DIRECTIONS FOR THIS TASK: Make an exact reproduction of all the data.

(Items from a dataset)
*** Begin section ***

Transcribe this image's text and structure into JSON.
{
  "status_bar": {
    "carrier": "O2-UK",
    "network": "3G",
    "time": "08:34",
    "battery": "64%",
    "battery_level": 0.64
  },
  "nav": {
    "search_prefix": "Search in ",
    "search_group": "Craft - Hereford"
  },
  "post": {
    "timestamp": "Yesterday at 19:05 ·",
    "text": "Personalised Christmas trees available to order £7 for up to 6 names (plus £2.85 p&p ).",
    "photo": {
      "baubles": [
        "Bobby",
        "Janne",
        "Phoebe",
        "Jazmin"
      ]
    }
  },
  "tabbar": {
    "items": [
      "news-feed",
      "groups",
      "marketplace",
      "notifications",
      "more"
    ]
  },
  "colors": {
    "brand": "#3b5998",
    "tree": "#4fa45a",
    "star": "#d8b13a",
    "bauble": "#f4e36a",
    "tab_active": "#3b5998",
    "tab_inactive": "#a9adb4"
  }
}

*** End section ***

RESPONSE TO THE EXERCISE:
Transcribe this image's text and structure into JSON.
{
  "status_bar": {
    "carrier": "O2-UK",
    "network": "3G",
    "time": "08:34",
    "battery": "64%",
    "battery_level": 0.64
  },
  "nav": {
    "search_prefix": "Search in ",
    "search_group": "Craft - Hereford"
  },
  "post": {
    "timestamp": "Yesterday at 19:05 ·",
    "text": "Personalised Christmas trees available to order £7 for up to 6 names (plus £2.85 p&p ).",
    "photo": {
      "baubles": [
        "Bobby",
        "Janne",
        "Phoebe",
        "Jazmin"
      ]
    }
  },
  "tabbar": {
    "items": [
      "news-feed",
      "groups",
      "marketplace",
      "notifications",
      "more"
    ]
  },
  "colors": {
    "brand": "#3b5998",
    "tree": "#4fa45a",
    "star": "#d8b13a",
    "bauble": "#f4e36a",
    "tab_active": "#3b5998",
    "tab_inactive": "#a9adb4"
  }
}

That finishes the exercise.